This page lists thumbnails of noteworthy images I've contributed to Wikipedia. If you find them useful for Wikipedia articles you're editing, by all means link them or make prettier derivatives of them. Unless otherwise noted, they're licensed under the Creative Commons share-alike license.
This image illustrates the forward light cones of points along the worldlines of objects moving near a black hole. In case 1), the light cones are not substantially affected by the hole's gravity. In case 2), the light cones are tilted towards the black hole, but emitted light can still escape. In case 3), as the infalling object approaches the event horizon, the forward light cone of the object tilts so that its outer edge is aligned with the horizon. Light emitted at this event takes an arbitrarily long time to escape the hole. In case 4), the infalling object is within the event horizon, and all parts of the light cone point intwards. Moving towards the singularity is inevitable.
This image illustrates the exchange of information with an object falling into a black hole. An observer, O, sends timestamped radar pulses to a reflective infalling object P, as the object approaches the black hole's event horizon H. When P is far from the hole, the radar pulse is returned in the expected amount of time (pulse 1). When the object is close to the horizon, the return pulse is delayed by an arbitrarily large amount of time (pulse 2). Pulses emitted after pulse 2 are not returned (pulse 3), even though an image of the object is observed at the time the pulse is emitted (when pulse 3 is emitted, the observer has seen pulse 1 returned and is waiting for the return of pulse 2).
This image illustrates a spacetime diagram containing the world line of a uniformly accelerating particle, P, and the light cone of an event, E. The event's light cone never intersects the world line of the particle; the event is therefore beyond an event horizon perceived in the particle's accelerating reference frame.
This figure illustrates world lines drawn in a) positively curved spacetime and b) negatively curved spacetime. In positively curved spacetime, for an initial world line with an event (point) that isn't on the world line, any new world line that passes through the event will intersect the original world line ("parallel" world lines aren't possible). In negatively curved spacetime, for an initial world line with an event (point) that isn't on the world line, more than one distinct world line can be drawn through the event, without any of these new world lines intersecting the original world line.

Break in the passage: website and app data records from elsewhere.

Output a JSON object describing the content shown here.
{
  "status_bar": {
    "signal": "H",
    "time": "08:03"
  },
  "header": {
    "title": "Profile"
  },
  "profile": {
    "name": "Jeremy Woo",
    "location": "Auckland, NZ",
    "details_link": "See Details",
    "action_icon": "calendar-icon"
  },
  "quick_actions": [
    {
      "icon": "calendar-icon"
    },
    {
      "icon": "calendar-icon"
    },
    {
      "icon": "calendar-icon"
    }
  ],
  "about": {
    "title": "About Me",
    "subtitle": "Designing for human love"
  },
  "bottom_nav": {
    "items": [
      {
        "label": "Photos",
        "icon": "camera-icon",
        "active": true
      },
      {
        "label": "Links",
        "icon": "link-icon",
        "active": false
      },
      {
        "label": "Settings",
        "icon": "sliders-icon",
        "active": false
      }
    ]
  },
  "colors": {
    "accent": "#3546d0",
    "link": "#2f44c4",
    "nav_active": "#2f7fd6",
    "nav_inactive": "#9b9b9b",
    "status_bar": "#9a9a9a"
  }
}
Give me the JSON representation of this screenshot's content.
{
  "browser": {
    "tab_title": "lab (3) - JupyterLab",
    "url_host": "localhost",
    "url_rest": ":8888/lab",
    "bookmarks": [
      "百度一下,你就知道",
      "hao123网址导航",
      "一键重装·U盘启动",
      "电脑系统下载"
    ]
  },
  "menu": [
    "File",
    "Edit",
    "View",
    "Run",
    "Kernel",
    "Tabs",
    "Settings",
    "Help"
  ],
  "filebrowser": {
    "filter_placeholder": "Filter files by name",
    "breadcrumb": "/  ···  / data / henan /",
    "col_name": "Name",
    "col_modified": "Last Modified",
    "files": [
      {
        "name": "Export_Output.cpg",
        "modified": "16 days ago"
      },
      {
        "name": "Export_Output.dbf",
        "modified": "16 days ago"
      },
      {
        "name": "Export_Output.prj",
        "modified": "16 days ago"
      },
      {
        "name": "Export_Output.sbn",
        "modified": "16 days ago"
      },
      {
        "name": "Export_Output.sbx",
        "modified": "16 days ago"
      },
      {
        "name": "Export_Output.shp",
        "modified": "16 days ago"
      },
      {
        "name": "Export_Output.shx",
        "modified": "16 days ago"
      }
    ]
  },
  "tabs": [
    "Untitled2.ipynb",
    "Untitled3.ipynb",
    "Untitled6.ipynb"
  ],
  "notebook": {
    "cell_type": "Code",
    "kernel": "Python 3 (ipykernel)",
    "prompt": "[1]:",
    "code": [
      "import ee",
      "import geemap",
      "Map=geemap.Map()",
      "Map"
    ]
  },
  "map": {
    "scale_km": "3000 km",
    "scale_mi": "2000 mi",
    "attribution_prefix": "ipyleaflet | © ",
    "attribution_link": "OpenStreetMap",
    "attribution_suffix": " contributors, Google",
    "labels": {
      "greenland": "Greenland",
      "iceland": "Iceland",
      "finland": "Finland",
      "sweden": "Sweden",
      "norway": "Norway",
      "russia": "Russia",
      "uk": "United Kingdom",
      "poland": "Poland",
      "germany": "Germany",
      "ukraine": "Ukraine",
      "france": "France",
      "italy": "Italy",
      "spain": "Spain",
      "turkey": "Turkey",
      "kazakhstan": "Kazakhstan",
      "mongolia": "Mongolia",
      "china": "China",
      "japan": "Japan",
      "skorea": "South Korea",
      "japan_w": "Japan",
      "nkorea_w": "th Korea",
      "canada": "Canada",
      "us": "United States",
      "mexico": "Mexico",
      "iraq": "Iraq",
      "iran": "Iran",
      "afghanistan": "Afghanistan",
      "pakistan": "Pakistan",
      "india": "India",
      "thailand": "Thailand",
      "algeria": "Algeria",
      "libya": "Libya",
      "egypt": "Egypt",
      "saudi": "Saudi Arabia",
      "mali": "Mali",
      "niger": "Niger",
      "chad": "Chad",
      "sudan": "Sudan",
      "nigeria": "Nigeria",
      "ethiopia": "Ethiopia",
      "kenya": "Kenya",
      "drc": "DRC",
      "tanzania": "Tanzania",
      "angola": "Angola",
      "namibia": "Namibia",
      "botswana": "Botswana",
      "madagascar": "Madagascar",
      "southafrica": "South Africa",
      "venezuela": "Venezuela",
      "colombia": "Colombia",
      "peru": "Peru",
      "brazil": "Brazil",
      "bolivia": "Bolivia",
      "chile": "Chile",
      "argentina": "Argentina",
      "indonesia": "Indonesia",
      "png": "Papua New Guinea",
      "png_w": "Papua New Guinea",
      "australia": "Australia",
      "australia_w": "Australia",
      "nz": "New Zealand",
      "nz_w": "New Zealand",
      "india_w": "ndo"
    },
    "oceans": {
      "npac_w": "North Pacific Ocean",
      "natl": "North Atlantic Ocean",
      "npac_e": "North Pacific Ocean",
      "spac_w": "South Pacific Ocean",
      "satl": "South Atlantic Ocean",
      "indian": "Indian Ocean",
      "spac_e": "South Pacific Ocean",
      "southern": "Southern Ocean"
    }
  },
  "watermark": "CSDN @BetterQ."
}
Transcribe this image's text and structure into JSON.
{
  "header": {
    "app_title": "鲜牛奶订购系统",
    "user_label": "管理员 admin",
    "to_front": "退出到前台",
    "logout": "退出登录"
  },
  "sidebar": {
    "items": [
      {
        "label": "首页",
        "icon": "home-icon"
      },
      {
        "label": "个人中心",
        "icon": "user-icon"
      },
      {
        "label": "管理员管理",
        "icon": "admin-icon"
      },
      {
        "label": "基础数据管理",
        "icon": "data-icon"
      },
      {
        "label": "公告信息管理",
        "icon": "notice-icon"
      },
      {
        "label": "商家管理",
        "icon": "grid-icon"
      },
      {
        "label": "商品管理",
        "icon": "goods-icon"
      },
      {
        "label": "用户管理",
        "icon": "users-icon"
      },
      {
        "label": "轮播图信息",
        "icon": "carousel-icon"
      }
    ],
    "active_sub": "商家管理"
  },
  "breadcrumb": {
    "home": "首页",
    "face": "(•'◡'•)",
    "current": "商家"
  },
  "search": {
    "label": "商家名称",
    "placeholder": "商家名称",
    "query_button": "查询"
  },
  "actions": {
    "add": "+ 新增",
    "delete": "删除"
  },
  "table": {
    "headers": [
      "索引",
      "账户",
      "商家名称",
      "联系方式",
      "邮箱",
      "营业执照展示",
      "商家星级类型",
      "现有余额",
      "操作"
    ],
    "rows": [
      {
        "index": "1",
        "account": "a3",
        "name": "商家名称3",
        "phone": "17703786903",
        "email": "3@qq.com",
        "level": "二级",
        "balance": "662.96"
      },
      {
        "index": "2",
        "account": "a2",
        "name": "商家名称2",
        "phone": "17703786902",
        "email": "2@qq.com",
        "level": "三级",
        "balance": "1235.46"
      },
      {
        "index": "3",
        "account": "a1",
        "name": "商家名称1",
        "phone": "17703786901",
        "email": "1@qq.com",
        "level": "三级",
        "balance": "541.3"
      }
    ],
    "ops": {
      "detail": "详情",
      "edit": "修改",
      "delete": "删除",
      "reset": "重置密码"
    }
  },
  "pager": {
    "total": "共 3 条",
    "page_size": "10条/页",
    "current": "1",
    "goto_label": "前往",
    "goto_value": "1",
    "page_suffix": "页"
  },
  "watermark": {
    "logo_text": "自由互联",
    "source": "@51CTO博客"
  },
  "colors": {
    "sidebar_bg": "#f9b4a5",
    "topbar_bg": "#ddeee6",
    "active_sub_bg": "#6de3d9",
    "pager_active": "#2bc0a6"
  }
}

In flat spacetime, exactly one "parallel" world line can be drawn.
This figure illustrates objects moving through a region of positive spacetime curvature (a borehole through the Earth). The world lines in the spacetime diagram are parallel at points B and D, but intersect at points A and C. This intersection of parallel lines indicates that spacetime is positively curved.
This figure illustrates objects moving through a region of negative spacetime curvature (falling towards the Earth). The leftmost animation shows the object cluster falling, while the middle animation shows the components of the cluster moving in response to tidal forces. The world lines are plotted with position measured with respect to the blue test object (its position is treated as constant), to show tidal effects. There are two world lines that pass through point X on the spacetime diagram, and none of these intersect the worldline of the blue test object. This drawing of multiple lines that don't intersect the blue world line indicates that spacetime is negatively curved.
I'm lucky enough to have the Toronto Reference Library on my doorstep, which specializes in very old published works. As a result, I've contributed scans of works whose copyright has expired. Copyright information is given in the text associated with the image files.